The data below is to be written out exactly, with no pictures.

» **Records to use**

*****

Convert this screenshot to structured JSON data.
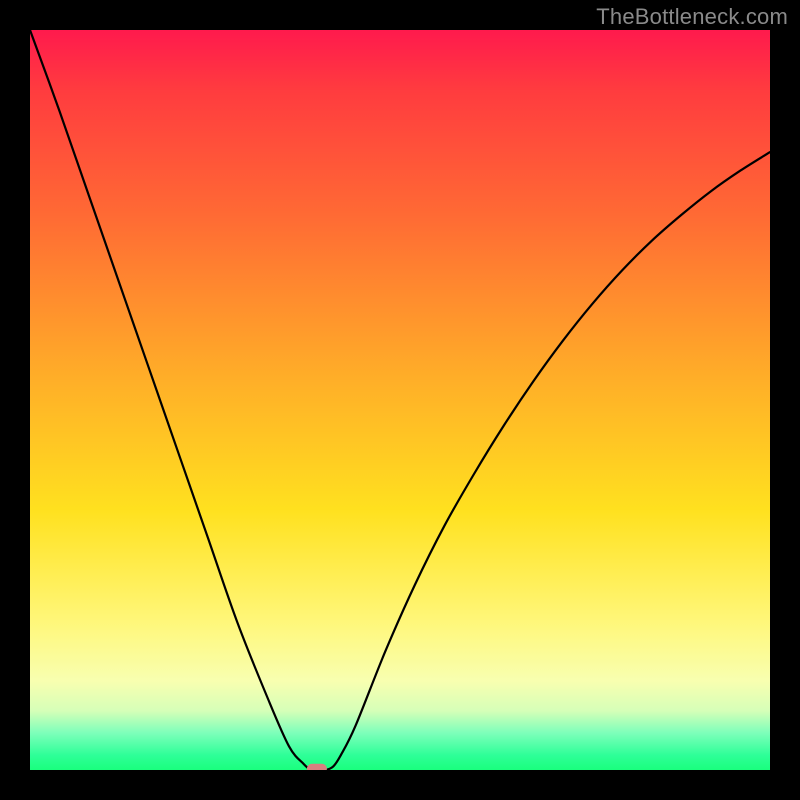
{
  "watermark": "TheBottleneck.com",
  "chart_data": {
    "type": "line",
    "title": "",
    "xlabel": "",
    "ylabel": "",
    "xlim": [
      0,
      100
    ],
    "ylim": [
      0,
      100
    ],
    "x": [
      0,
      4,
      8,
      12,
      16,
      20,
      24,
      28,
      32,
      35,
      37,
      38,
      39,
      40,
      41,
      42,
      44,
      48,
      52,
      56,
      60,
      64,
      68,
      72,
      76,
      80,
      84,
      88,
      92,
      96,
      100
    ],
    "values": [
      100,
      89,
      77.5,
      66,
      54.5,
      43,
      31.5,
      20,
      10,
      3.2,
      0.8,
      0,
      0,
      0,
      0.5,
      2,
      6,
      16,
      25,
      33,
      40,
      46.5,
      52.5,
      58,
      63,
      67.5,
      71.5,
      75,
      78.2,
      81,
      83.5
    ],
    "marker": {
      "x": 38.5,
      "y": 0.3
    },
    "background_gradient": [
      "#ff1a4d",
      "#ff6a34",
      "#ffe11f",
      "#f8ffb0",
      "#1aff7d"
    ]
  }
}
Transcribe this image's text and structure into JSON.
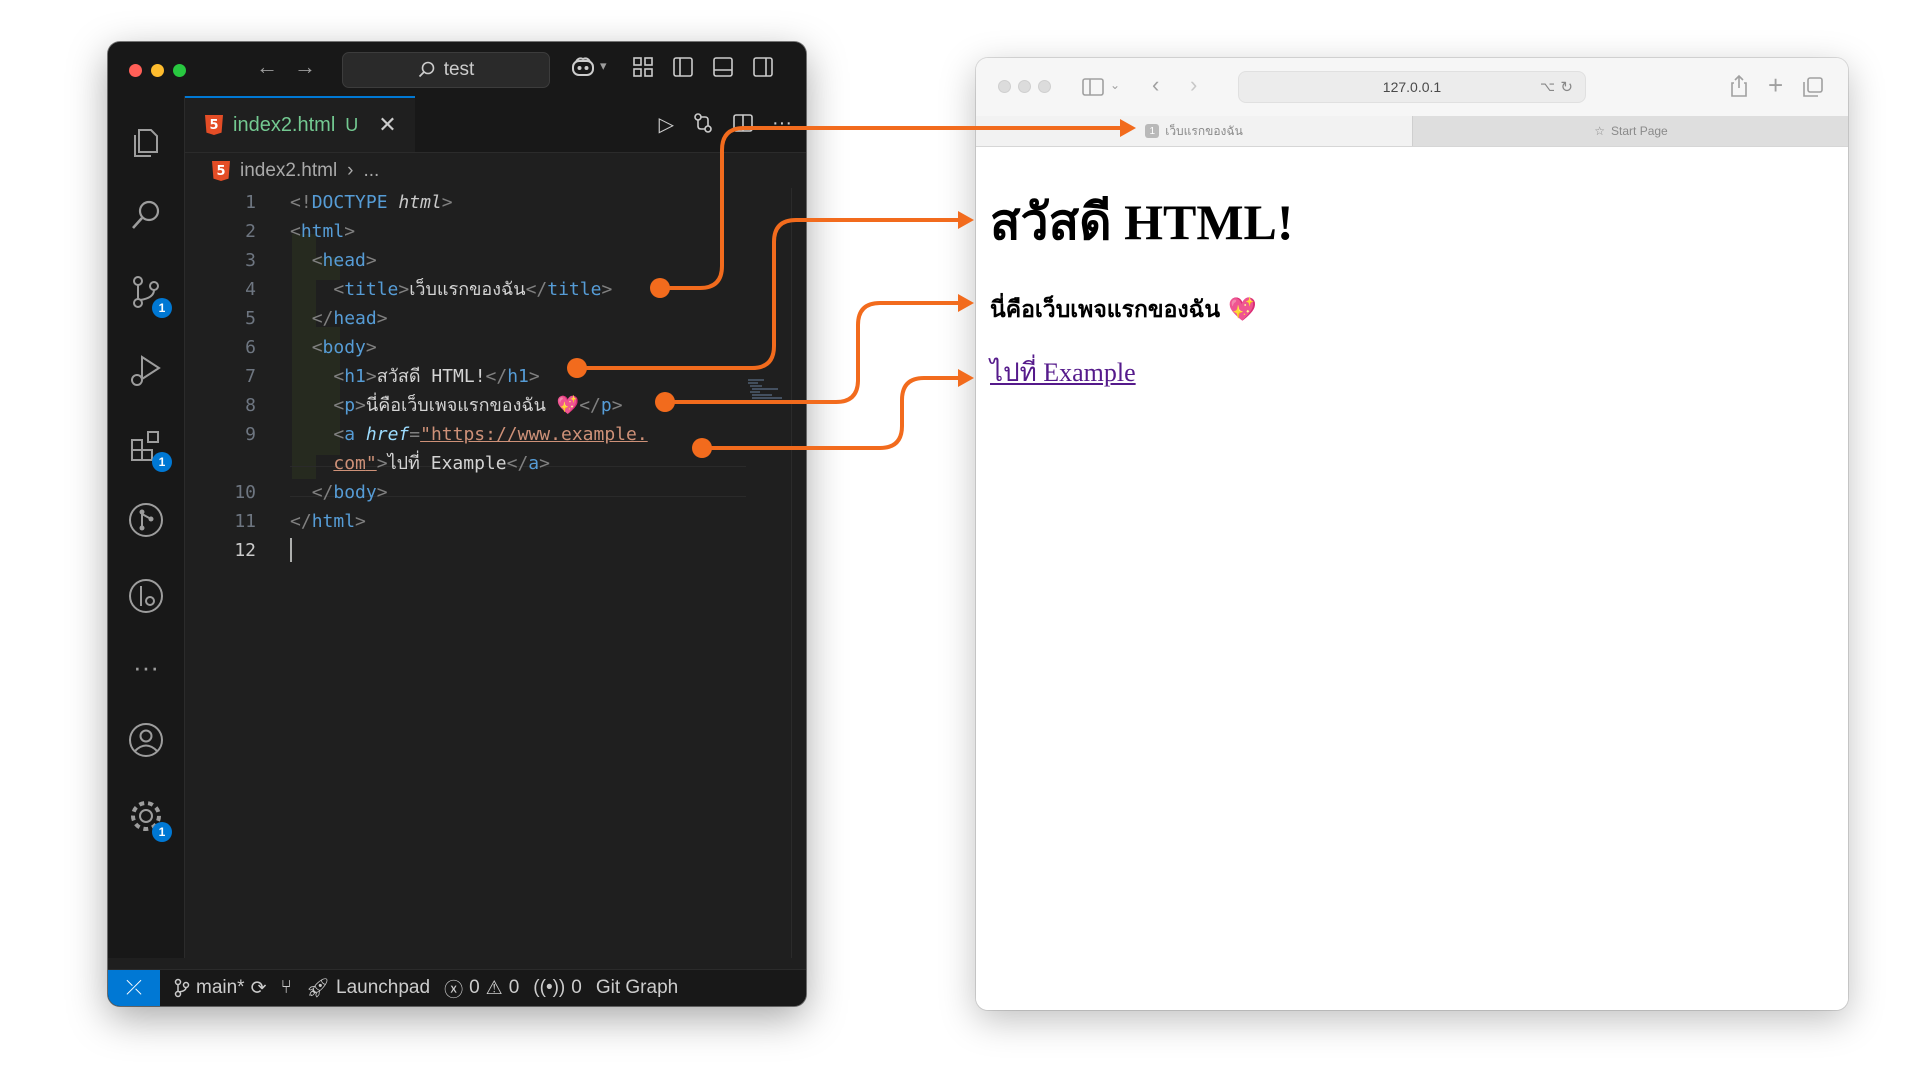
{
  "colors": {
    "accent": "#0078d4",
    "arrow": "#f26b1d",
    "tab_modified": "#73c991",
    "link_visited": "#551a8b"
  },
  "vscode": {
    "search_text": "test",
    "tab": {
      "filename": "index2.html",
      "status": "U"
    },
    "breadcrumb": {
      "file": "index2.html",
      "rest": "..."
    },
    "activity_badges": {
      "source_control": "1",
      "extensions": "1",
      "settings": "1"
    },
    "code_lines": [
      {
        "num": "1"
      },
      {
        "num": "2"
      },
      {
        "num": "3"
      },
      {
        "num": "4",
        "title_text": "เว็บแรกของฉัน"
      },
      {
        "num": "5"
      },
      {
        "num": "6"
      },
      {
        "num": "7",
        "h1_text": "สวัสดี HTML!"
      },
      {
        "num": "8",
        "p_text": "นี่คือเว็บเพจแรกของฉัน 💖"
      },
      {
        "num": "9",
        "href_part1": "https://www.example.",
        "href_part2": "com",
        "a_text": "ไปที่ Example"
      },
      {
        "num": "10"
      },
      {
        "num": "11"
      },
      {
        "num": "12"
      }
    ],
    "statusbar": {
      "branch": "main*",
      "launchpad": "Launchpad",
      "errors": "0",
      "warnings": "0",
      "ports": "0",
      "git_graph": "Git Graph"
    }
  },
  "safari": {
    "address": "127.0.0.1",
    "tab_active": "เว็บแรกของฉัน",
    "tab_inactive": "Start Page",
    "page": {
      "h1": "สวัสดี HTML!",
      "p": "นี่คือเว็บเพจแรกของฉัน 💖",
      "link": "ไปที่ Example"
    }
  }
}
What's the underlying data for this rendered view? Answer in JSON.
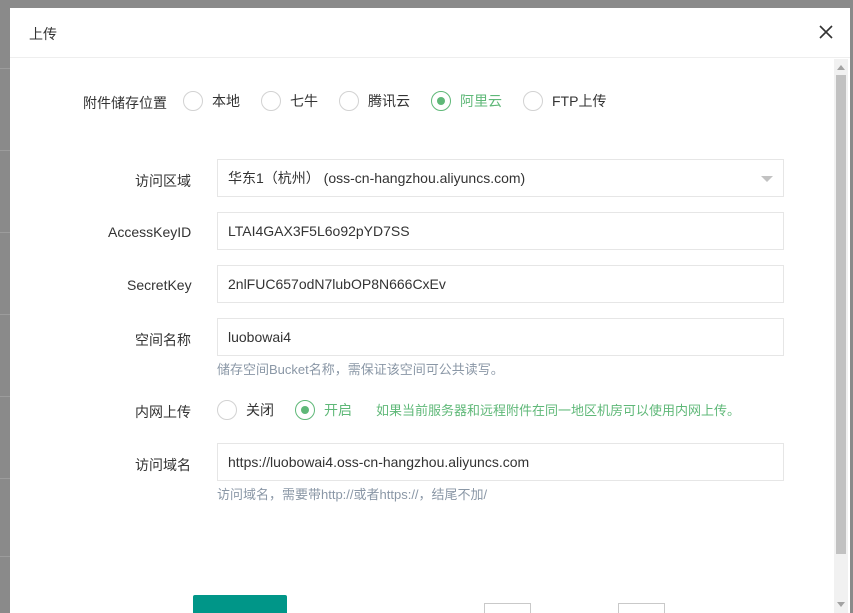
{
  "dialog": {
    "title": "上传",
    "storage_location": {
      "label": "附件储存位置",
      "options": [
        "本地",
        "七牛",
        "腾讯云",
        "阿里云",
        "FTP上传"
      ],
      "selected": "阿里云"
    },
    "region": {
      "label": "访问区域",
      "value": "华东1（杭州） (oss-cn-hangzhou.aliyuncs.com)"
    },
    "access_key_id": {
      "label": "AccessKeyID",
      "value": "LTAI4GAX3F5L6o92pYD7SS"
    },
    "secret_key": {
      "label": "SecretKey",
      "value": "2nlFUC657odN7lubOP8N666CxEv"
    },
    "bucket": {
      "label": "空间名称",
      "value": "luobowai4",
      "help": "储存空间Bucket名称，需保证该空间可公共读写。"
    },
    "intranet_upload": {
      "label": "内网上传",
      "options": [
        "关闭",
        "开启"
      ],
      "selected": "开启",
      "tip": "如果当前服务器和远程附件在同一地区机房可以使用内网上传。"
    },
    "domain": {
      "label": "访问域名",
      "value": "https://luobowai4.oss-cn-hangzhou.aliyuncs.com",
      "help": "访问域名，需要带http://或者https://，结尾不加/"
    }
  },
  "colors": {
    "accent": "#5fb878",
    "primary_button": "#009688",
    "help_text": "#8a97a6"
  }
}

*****

» **Result of this exercise**
Convert this screenshot to structured JSON data.
{
  "watermark": "TheBottleneck.com",
  "chart_data": {
    "type": "line",
    "title": "",
    "xlabel": "",
    "ylabel": "",
    "xlim": [
      0,
      100
    ],
    "ylim": [
      0,
      100
    ],
    "x": [
      0,
      4,
      8,
      12,
      16,
      20,
      24,
      28,
      32,
      35,
      37,
      38,
      39,
      40,
      41,
      42,
      44,
      48,
      52,
      56,
      60,
      64,
      68,
      72,
      76,
      80,
      84,
      88,
      92,
      96,
      100
    ],
    "values": [
      100,
      89,
      77.5,
      66,
      54.5,
      43,
      31.5,
      20,
      10,
      3.2,
      0.8,
      0,
      0,
      0,
      0.5,
      2,
      6,
      16,
      25,
      33,
      40,
      46.5,
      52.5,
      58,
      63,
      67.5,
      71.5,
      75,
      78.2,
      81,
      83.5
    ],
    "marker": {
      "x": 38.5,
      "y": 0.3
    },
    "background_gradient": [
      "#ff1a4d",
      "#ff6a34",
      "#ffe11f",
      "#f8ffb0",
      "#1aff7d"
    ]
  }
}
Transcribe this image's text and structure into JSON.
{
  "colors": {
    "accent": "#0078d4",
    "arrow": "#f26b1d",
    "tab_modified": "#73c991",
    "link_visited": "#551a8b"
  },
  "vscode": {
    "search_text": "test",
    "tab": {
      "filename": "index2.html",
      "status": "U"
    },
    "breadcrumb": {
      "file": "index2.html",
      "rest": "..."
    },
    "activity_badges": {
      "source_control": "1",
      "extensions": "1",
      "settings": "1"
    },
    "code_lines": [
      {
        "num": "1"
      },
      {
        "num": "2"
      },
      {
        "num": "3"
      },
      {
        "num": "4",
        "title_text": "เว็บแรกของฉัน"
      },
      {
        "num": "5"
      },
      {
        "num": "6"
      },
      {
        "num": "7",
        "h1_text": "สวัสดี HTML!"
      },
      {
        "num": "8",
        "p_text": "นี่คือเว็บเพจแรกของฉัน 💖"
      },
      {
        "num": "9",
        "href_part1": "https://www.example.",
        "href_part2": "com",
        "a_text": "ไปที่ Example"
      },
      {
        "num": "10"
      },
      {
        "num": "11"
      },
      {
        "num": "12"
      }
    ],
    "statusbar": {
      "branch": "main*",
      "launchpad": "Launchpad",
      "errors": "0",
      "warnings": "0",
      "ports": "0",
      "git_graph": "Git Graph"
    }
  },
  "safari": {
    "address": "127.0.0.1",
    "tab_active": "เว็บแรกของฉัน",
    "tab_inactive": "Start Page",
    "page": {
      "h1": "สวัสดี HTML!",
      "p": "นี่คือเว็บเพจแรกของฉัน 💖",
      "link": "ไปที่ Example"
    }
  }
}
What's the underlying data for this rendered view? Answer in JSON.
{
  "dialog": {
    "title": "上传",
    "storage_location": {
      "label": "附件储存位置",
      "options": [
        "本地",
        "七牛",
        "腾讯云",
        "阿里云",
        "FTP上传"
      ],
      "selected": "阿里云"
    },
    "region": {
      "label": "访问区域",
      "value": "华东1（杭州） (oss-cn-hangzhou.aliyuncs.com)"
    },
    "access_key_id": {
      "label": "AccessKeyID",
      "value": "LTAI4GAX3F5L6o92pYD7SS"
    },
    "secret_key": {
      "label": "SecretKey",
      "value": "2nlFUC657odN7lubOP8N666CxEv"
    },
    "bucket": {
      "label": "空间名称",
      "value": "luobowai4",
      "help": "储存空间Bucket名称，需保证该空间可公共读写。"
    },
    "intranet_upload": {
      "label": "内网上传",
      "options": [
        "关闭",
        "开启"
      ],
      "selected": "开启",
      "tip": "如果当前服务器和远程附件在同一地区机房可以使用内网上传。"
    },
    "domain": {
      "label": "访问域名",
      "value": "https://luobowai4.oss-cn-hangzhou.aliyuncs.com",
      "help": "访问域名，需要带http://或者https://，结尾不加/"
    }
  },
  "colors": {
    "accent": "#5fb878",
    "primary_button": "#009688",
    "help_text": "#8a97a6"
  }
}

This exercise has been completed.